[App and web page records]
------

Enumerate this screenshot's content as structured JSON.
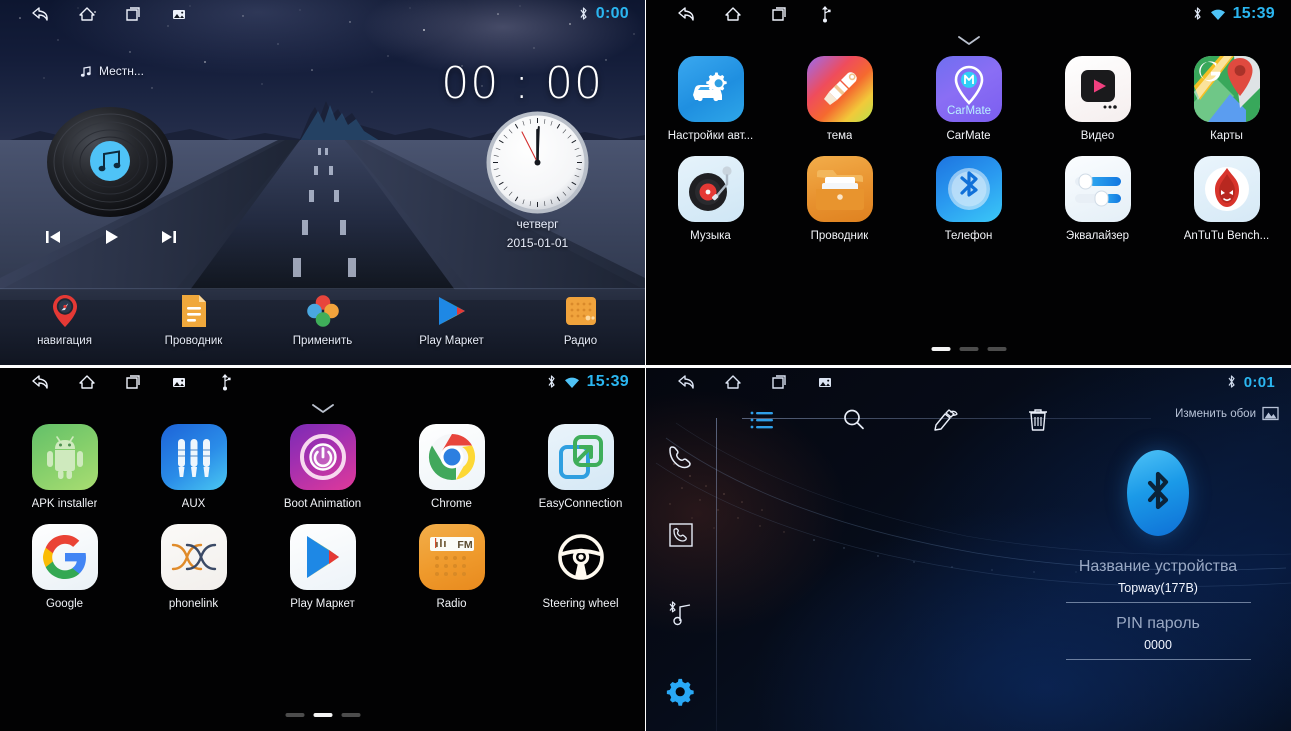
{
  "panels": {
    "home": {
      "name": "Home screen",
      "statusbar": {
        "nav": [
          "back-icon",
          "home-icon",
          "recents-icon",
          "screenshot-icon"
        ],
        "indicators": [
          "bluetooth-icon"
        ],
        "time": "0:00"
      },
      "media_widget": {
        "source_label": "Местн...",
        "note_icon": "music-note-icon",
        "prev_label": "prev-track",
        "play_label": "play",
        "next_label": "next-track"
      },
      "clock_widget": {
        "digital_time": "00 : 00",
        "weekday": "четверг",
        "date": "2015-01-01"
      },
      "dock": [
        {
          "label": "навигация",
          "icon": "navigation-pin-icon"
        },
        {
          "label": "Проводник",
          "icon": "file-manager-icon"
        },
        {
          "label": "Применить",
          "icon": "apps-clover-icon"
        },
        {
          "label": "Play Маркет",
          "icon": "play-store-icon"
        },
        {
          "label": "Радио",
          "icon": "radio-icon"
        }
      ]
    },
    "drawer1": {
      "name": "App drawer page 1",
      "statusbar": {
        "nav": [
          "back-icon",
          "home-icon",
          "recents-icon",
          "usb-icon"
        ],
        "indicators": [
          "bluetooth-icon",
          "wifi-icon"
        ],
        "time": "15:39"
      },
      "chevron": "chevron-down-icon",
      "apps": [
        {
          "label": "Настройки авт...",
          "icon": "car-settings-icon"
        },
        {
          "label": "тема",
          "icon": "theme-brush-icon"
        },
        {
          "label": "CarMate",
          "icon": "carmate-icon"
        },
        {
          "label": "Видео",
          "icon": "video-player-icon"
        },
        {
          "label": "Карты",
          "icon": "google-maps-icon"
        },
        {
          "label": "Музыка",
          "icon": "music-turntable-icon"
        },
        {
          "label": "Проводник",
          "icon": "file-explorer-icon"
        },
        {
          "label": "Телефон",
          "icon": "bluetooth-phone-icon"
        },
        {
          "label": "Эквалайзер",
          "icon": "equalizer-icon"
        },
        {
          "label": "AnTuTu Bench...",
          "icon": "antutu-icon"
        }
      ],
      "pager": {
        "count": 3,
        "active": 0
      }
    },
    "drawer2": {
      "name": "App drawer page 2",
      "statusbar": {
        "nav": [
          "back-icon",
          "home-icon",
          "recents-icon",
          "screenshot-icon",
          "usb-icon"
        ],
        "indicators": [
          "bluetooth-icon",
          "wifi-icon"
        ],
        "time": "15:39"
      },
      "chevron": "chevron-down-icon",
      "apps": [
        {
          "label": "APK installer",
          "icon": "android-robot-icon"
        },
        {
          "label": "AUX",
          "icon": "aux-jack-icon"
        },
        {
          "label": "Boot Animation",
          "icon": "power-ring-icon"
        },
        {
          "label": "Chrome",
          "icon": "chrome-icon"
        },
        {
          "label": "EasyConnection",
          "icon": "easyconnection-icon"
        },
        {
          "label": "Google",
          "icon": "google-g-icon"
        },
        {
          "label": "phonelink",
          "icon": "phonelink-icon"
        },
        {
          "label": "Play Маркет",
          "icon": "play-store-icon"
        },
        {
          "label": "Radio",
          "icon": "fm-radio-icon"
        },
        {
          "label": "Steering wheel",
          "icon": "steering-wheel-icon"
        }
      ],
      "pager": {
        "count": 3,
        "active": 1
      }
    },
    "bluetooth": {
      "name": "Bluetooth settings",
      "statusbar": {
        "nav": [
          "back-icon",
          "home-icon",
          "recents-icon",
          "screenshot-icon"
        ],
        "indicators": [
          "bluetooth-icon"
        ],
        "time": "0:01"
      },
      "sidebar": [
        {
          "icon": "phone-dial-icon",
          "active": false
        },
        {
          "icon": "call-log-icon",
          "active": false
        },
        {
          "icon": "bluetooth-music-icon",
          "active": false
        },
        {
          "icon": "settings-gear-icon",
          "active": true
        }
      ],
      "toolbar": [
        {
          "icon": "list-icon",
          "active": true
        },
        {
          "icon": "search-icon",
          "active": false
        },
        {
          "icon": "edit-hand-icon",
          "active": false
        },
        {
          "icon": "trash-icon",
          "active": false
        }
      ],
      "wallpaper_button": {
        "label": "Изменить обои",
        "icon": "image-icon"
      },
      "device": {
        "logo_icon": "bluetooth-logo-icon",
        "name_label": "Название устройства",
        "name_value": "Topway(177B)",
        "pin_label": "PIN пароль",
        "pin_value": "0000"
      }
    }
  },
  "colors": {
    "accent_blue": "#2bb6f0",
    "drawer_bg": "#020203",
    "label_white": "#f2f4f8",
    "bt_label_gray": "#9aa9c4"
  }
}
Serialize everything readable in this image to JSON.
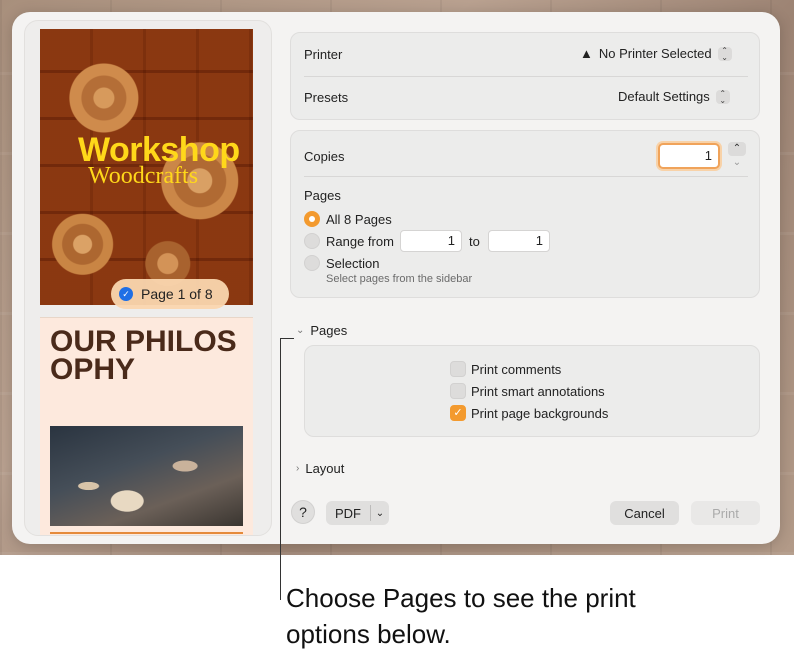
{
  "sidebar": {
    "page1": {
      "brand_title": "Workshop",
      "brand_subtitle": "Woodcrafts",
      "badge": "Page 1 of 8"
    },
    "page2": {
      "heading": "OUR PHILOSOPHY"
    }
  },
  "printer": {
    "label": "Printer",
    "value": "No Printer Selected",
    "warning_icon": "warning-triangle-icon"
  },
  "presets": {
    "label": "Presets",
    "value": "Default Settings"
  },
  "copies": {
    "label": "Copies",
    "value": "1"
  },
  "pages": {
    "label": "Pages",
    "options": [
      {
        "label": "All 8 Pages",
        "selected": true
      },
      {
        "label": "Range from",
        "selected": false
      },
      {
        "label": "Selection",
        "selected": false
      }
    ],
    "range_from": "1",
    "range_to_label": "to",
    "range_to": "1",
    "selection_hint": "Select pages from the sidebar"
  },
  "pages_section": {
    "title": "Pages",
    "checkboxes": [
      {
        "label": "Print comments",
        "checked": false
      },
      {
        "label": "Print smart annotations",
        "checked": false
      },
      {
        "label": "Print page backgrounds",
        "checked": true
      }
    ]
  },
  "layout_section": {
    "title": "Layout"
  },
  "footer": {
    "help": "?",
    "pdf": "PDF",
    "cancel": "Cancel",
    "print": "Print"
  },
  "callout": {
    "text": "Choose Pages to see the print options below."
  },
  "colors": {
    "accent": "#f39a2e",
    "brand_yellow": "#ffd81a",
    "check_blue": "#1f6fe5"
  }
}
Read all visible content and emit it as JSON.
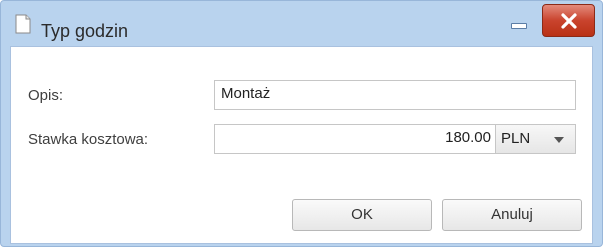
{
  "window": {
    "title": "Typ godzin",
    "icon": "document-icon",
    "minimize_icon": "minimize-icon",
    "close_icon": "close-icon"
  },
  "form": {
    "description": {
      "label": "Opis:",
      "value": "Montaż"
    },
    "cost_rate": {
      "label": "Stawka kosztowa:",
      "value": "180.00",
      "currency": "PLN"
    }
  },
  "buttons": {
    "ok": "OK",
    "cancel": "Anuluj"
  },
  "colors": {
    "titlebar": "#b9d3ee",
    "close_button": "#c9432d"
  }
}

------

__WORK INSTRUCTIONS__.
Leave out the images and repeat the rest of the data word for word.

__OUTPUT__.
Enumerate this screenshot's content as structured JSON.
{
  "panels": {
    "home": {
      "name": "Home screen",
      "statusbar": {
        "nav": [
          "back-icon",
          "home-icon",
          "recents-icon",
          "screenshot-icon"
        ],
        "indicators": [
          "bluetooth-icon"
        ],
        "time": "0:00"
      },
      "media_widget": {
        "source_label": "Местн...",
        "note_icon": "music-note-icon",
        "prev_label": "prev-track",
        "play_label": "play",
        "next_label": "next-track"
      },
      "clock_widget": {
        "digital_time": "00 : 00",
        "weekday": "четверг",
        "date": "2015-01-01"
      },
      "dock": [
        {
          "label": "навигация",
          "icon": "navigation-pin-icon"
        },
        {
          "label": "Проводник",
          "icon": "file-manager-icon"
        },
        {
          "label": "Применить",
          "icon": "apps-clover-icon"
        },
        {
          "label": "Play Маркет",
          "icon": "play-store-icon"
        },
        {
          "label": "Радио",
          "icon": "radio-icon"
        }
      ]
    },
    "drawer1": {
      "name": "App drawer page 1",
      "statusbar": {
        "nav": [
          "back-icon",
          "home-icon",
          "recents-icon",
          "usb-icon"
        ],
        "indicators": [
          "bluetooth-icon",
          "wifi-icon"
        ],
        "time": "15:39"
      },
      "chevron": "chevron-down-icon",
      "apps": [
        {
          "label": "Настройки авт...",
          "icon": "car-settings-icon"
        },
        {
          "label": "тема",
          "icon": "theme-brush-icon"
        },
        {
          "label": "CarMate",
          "icon": "carmate-icon"
        },
        {
          "label": "Видео",
          "icon": "video-player-icon"
        },
        {
          "label": "Карты",
          "icon": "google-maps-icon"
        },
        {
          "label": "Музыка",
          "icon": "music-turntable-icon"
        },
        {
          "label": "Проводник",
          "icon": "file-explorer-icon"
        },
        {
          "label": "Телефон",
          "icon": "bluetooth-phone-icon"
        },
        {
          "label": "Эквалайзер",
          "icon": "equalizer-icon"
        },
        {
          "label": "AnTuTu Bench...",
          "icon": "antutu-icon"
        }
      ],
      "pager": {
        "count": 3,
        "active": 0
      }
    },
    "drawer2": {
      "name": "App drawer page 2",
      "statusbar": {
        "nav": [
          "back-icon",
          "home-icon",
          "recents-icon",
          "screenshot-icon",
          "usb-icon"
        ],
        "indicators": [
          "bluetooth-icon",
          "wifi-icon"
        ],
        "time": "15:39"
      },
      "chevron": "chevron-down-icon",
      "apps": [
        {
          "label": "APK installer",
          "icon": "android-robot-icon"
        },
        {
          "label": "AUX",
          "icon": "aux-jack-icon"
        },
        {
          "label": "Boot Animation",
          "icon": "power-ring-icon"
        },
        {
          "label": "Chrome",
          "icon": "chrome-icon"
        },
        {
          "label": "EasyConnection",
          "icon": "easyconnection-icon"
        },
        {
          "label": "Google",
          "icon": "google-g-icon"
        },
        {
          "label": "phonelink",
          "icon": "phonelink-icon"
        },
        {
          "label": "Play Маркет",
          "icon": "play-store-icon"
        },
        {
          "label": "Radio",
          "icon": "fm-radio-icon"
        },
        {
          "label": "Steering wheel",
          "icon": "steering-wheel-icon"
        }
      ],
      "pager": {
        "count": 3,
        "active": 1
      }
    },
    "bluetooth": {
      "name": "Bluetooth settings",
      "statusbar": {
        "nav": [
          "back-icon",
          "home-icon",
          "recents-icon",
          "screenshot-icon"
        ],
        "indicators": [
          "bluetooth-icon"
        ],
        "time": "0:01"
      },
      "sidebar": [
        {
          "icon": "phone-dial-icon",
          "active": false
        },
        {
          "icon": "call-log-icon",
          "active": false
        },
        {
          "icon": "bluetooth-music-icon",
          "active": false
        },
        {
          "icon": "settings-gear-icon",
          "active": true
        }
      ],
      "toolbar": [
        {
          "icon": "list-icon",
          "active": true
        },
        {
          "icon": "search-icon",
          "active": false
        },
        {
          "icon": "edit-hand-icon",
          "active": false
        },
        {
          "icon": "trash-icon",
          "active": false
        }
      ],
      "wallpaper_button": {
        "label": "Изменить обои",
        "icon": "image-icon"
      },
      "device": {
        "logo_icon": "bluetooth-logo-icon",
        "name_label": "Название устройства",
        "name_value": "Topway(177B)",
        "pin_label": "PIN пароль",
        "pin_value": "0000"
      }
    }
  },
  "colors": {
    "accent_blue": "#2bb6f0",
    "drawer_bg": "#020203",
    "label_white": "#f2f4f8",
    "bt_label_gray": "#9aa9c4"
  }
}
Serialize everything readable in this image to JSON.
{
  "sidebar": {
    "page1": {
      "brand_title": "Workshop",
      "brand_subtitle": "Woodcrafts",
      "badge": "Page 1 of 8"
    },
    "page2": {
      "heading": "OUR PHILOSOPHY"
    }
  },
  "printer": {
    "label": "Printer",
    "value": "No Printer Selected",
    "warning_icon": "warning-triangle-icon"
  },
  "presets": {
    "label": "Presets",
    "value": "Default Settings"
  },
  "copies": {
    "label": "Copies",
    "value": "1"
  },
  "pages": {
    "label": "Pages",
    "options": [
      {
        "label": "All 8 Pages",
        "selected": true
      },
      {
        "label": "Range from",
        "selected": false
      },
      {
        "label": "Selection",
        "selected": false
      }
    ],
    "range_from": "1",
    "range_to_label": "to",
    "range_to": "1",
    "selection_hint": "Select pages from the sidebar"
  },
  "pages_section": {
    "title": "Pages",
    "checkboxes": [
      {
        "label": "Print comments",
        "checked": false
      },
      {
        "label": "Print smart annotations",
        "checked": false
      },
      {
        "label": "Print page backgrounds",
        "checked": true
      }
    ]
  },
  "layout_section": {
    "title": "Layout"
  },
  "footer": {
    "help": "?",
    "pdf": "PDF",
    "cancel": "Cancel",
    "print": "Print"
  },
  "callout": {
    "text": "Choose Pages to see the print options below."
  },
  "colors": {
    "accent": "#f39a2e",
    "brand_yellow": "#ffd81a",
    "check_blue": "#1f6fe5"
  }
}
Read all visible content and emit it as JSON.
{
  "window": {
    "title": "Typ godzin",
    "icon": "document-icon",
    "minimize_icon": "minimize-icon",
    "close_icon": "close-icon"
  },
  "form": {
    "description": {
      "label": "Opis:",
      "value": "Montaż"
    },
    "cost_rate": {
      "label": "Stawka kosztowa:",
      "value": "180.00",
      "currency": "PLN"
    }
  },
  "buttons": {
    "ok": "OK",
    "cancel": "Anuluj"
  },
  "colors": {
    "titlebar": "#b9d3ee",
    "close_button": "#c9432d"
  }
}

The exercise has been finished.